Ivanhoe Mines Ltd. fell in Toronto trading after Mongolia said it wanted to boost its stake in one of the world’s largest undeveloped copper-gold mines two years after agreeing to cap its stake until 2039.
Ivanhoe, developing the Oyu Tolgoi deposit with Rio Tinto Group, fell C$1.51, or 9.1 percent, to C$15 yesterday at 4 p.m. in Toronto Stock Exchange trading, after earlier dropping as much as 21 percent. Rio declined 20.5 pence, or 0.7 percent, to 2,964.5 pence in London.
The government of Mongolia is seeking to boost its stake to 50 percent from 34 percent, Dashdorj Zorigt, Mongolia’s minerals minister, told reporters at Oyu Tolgoi on Sept. 25. Such an increase is permitted only after 30 years, according to a summary of the $10 billion project agreement from London-based Rio, which said the new proposal may alarm foreign investors.
Mongolia’s attempt to renegotiate the Oyu Tolgoi agreement follows pressure from lawmakers ahead of an election next year and highlights risks for overseas investors as countries seek greater control of raw materials. So-called resource nationalism is the biggest business risk for global mining companies, Ernst & Young LLP said last month.
“The future of Ivanhoe’s relationships with the Mongolian government has become darker,” Ray Goldie, a Toronto-based analyst at Salman Partners Inc., said yesterday in a note to clients.

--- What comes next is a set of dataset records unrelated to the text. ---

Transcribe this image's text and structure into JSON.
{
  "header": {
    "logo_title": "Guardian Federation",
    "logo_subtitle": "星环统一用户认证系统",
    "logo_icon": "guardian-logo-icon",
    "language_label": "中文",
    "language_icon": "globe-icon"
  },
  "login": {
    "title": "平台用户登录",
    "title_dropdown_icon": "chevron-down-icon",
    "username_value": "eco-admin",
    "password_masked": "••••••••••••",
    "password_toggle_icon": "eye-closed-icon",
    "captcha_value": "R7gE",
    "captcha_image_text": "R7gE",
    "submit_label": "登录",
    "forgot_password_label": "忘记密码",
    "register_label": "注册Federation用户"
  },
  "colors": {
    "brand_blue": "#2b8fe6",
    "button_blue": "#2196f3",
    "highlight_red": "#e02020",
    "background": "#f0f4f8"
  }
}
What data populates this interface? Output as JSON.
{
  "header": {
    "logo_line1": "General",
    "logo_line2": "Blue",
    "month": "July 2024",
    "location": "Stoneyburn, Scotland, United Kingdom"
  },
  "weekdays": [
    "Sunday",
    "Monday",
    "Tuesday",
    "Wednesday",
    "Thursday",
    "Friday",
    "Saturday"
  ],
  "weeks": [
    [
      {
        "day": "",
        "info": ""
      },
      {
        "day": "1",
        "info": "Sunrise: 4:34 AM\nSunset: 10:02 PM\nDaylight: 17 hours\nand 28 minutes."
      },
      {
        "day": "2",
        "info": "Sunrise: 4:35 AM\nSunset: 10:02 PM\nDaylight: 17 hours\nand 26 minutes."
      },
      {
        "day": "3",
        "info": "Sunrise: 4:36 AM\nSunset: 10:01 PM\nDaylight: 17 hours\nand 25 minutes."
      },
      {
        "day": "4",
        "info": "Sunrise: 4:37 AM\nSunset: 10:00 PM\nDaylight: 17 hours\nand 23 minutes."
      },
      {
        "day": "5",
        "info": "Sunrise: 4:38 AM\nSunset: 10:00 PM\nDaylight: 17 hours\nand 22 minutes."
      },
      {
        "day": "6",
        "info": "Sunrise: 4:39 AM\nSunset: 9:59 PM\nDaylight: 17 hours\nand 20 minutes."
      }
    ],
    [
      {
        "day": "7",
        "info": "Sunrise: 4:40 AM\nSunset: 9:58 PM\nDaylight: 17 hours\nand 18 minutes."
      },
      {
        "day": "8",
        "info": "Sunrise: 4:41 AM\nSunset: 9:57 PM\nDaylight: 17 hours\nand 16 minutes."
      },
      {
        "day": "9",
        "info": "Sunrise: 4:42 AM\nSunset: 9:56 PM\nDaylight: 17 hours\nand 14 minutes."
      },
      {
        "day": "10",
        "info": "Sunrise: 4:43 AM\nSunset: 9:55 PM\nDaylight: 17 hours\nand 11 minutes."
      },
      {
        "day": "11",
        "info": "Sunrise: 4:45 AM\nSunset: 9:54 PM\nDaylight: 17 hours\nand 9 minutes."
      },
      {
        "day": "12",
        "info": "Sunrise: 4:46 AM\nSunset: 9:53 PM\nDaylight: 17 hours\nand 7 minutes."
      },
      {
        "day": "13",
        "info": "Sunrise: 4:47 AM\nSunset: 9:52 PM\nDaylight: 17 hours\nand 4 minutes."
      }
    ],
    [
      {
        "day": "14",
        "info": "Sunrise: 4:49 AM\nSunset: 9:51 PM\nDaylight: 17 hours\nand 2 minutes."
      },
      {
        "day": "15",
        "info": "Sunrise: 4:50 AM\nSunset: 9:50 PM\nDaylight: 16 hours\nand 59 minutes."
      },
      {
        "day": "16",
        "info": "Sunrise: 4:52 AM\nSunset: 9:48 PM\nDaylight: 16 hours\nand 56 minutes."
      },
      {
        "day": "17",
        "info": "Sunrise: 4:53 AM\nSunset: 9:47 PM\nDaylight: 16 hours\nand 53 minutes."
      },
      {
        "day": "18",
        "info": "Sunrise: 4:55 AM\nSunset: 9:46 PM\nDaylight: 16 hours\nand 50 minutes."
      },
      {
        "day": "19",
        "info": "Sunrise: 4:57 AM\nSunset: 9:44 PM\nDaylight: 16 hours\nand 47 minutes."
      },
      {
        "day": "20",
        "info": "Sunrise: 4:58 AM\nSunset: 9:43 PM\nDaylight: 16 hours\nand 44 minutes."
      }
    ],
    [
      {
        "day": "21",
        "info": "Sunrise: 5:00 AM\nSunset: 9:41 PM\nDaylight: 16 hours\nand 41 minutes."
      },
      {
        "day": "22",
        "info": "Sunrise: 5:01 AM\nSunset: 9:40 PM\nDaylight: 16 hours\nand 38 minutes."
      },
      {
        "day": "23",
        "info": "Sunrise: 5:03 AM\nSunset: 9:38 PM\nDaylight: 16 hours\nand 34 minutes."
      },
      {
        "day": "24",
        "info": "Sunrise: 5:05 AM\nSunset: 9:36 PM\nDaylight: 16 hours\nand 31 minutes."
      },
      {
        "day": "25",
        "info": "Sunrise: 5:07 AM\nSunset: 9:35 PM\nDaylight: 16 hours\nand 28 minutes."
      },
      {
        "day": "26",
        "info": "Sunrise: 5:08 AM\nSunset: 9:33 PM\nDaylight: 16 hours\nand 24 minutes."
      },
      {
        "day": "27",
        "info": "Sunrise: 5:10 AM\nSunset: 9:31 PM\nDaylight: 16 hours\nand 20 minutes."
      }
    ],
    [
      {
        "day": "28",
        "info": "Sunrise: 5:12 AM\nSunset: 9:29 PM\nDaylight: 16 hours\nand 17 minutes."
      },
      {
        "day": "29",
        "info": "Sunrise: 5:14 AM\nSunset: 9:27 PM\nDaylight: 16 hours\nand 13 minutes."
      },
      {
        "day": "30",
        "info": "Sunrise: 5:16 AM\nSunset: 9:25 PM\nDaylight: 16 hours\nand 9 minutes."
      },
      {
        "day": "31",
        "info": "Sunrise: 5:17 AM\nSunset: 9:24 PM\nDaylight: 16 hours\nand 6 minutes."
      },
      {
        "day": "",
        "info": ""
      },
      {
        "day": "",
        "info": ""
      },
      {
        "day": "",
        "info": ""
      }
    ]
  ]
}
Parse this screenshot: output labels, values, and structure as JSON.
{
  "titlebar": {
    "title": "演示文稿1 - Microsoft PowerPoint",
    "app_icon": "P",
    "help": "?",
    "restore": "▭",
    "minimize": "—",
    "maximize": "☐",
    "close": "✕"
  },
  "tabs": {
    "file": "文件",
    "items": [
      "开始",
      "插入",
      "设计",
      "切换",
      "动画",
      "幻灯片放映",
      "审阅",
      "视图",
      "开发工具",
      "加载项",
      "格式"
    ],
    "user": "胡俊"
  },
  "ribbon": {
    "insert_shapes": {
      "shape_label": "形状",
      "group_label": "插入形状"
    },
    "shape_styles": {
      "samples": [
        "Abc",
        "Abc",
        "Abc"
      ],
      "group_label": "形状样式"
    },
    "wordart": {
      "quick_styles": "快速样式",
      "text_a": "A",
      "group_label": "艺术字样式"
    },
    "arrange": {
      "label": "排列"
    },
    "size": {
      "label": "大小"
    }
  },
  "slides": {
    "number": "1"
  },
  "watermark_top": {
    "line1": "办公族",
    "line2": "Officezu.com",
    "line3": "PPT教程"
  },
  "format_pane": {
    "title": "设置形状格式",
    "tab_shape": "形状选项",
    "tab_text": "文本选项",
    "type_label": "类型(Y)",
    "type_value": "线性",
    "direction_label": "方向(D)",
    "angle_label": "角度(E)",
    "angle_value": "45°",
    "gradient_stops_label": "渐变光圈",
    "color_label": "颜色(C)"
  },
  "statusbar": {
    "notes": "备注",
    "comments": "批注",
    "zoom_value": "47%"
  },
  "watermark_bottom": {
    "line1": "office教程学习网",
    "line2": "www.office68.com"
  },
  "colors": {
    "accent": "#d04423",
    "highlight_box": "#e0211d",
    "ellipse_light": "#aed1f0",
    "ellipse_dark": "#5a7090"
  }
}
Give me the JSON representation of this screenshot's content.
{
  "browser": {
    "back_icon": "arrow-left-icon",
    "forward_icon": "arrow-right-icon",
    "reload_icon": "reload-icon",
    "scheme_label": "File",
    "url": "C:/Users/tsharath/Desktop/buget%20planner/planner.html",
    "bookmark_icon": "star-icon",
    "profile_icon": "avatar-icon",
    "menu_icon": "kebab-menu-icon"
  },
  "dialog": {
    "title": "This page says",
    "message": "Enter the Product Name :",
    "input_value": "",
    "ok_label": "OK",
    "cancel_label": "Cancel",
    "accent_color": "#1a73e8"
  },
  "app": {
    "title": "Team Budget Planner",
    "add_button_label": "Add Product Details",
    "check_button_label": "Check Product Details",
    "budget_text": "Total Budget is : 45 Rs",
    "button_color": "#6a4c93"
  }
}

In the “still unlikely event that” Mongolia were to unilaterally increase its stake in Oyu Tolgoi 16 percentage points by 2019, the project’s contribution to Ivanhoe’s net- asset value per share would drop to $19.85 from $23.93, Goldie said in the note.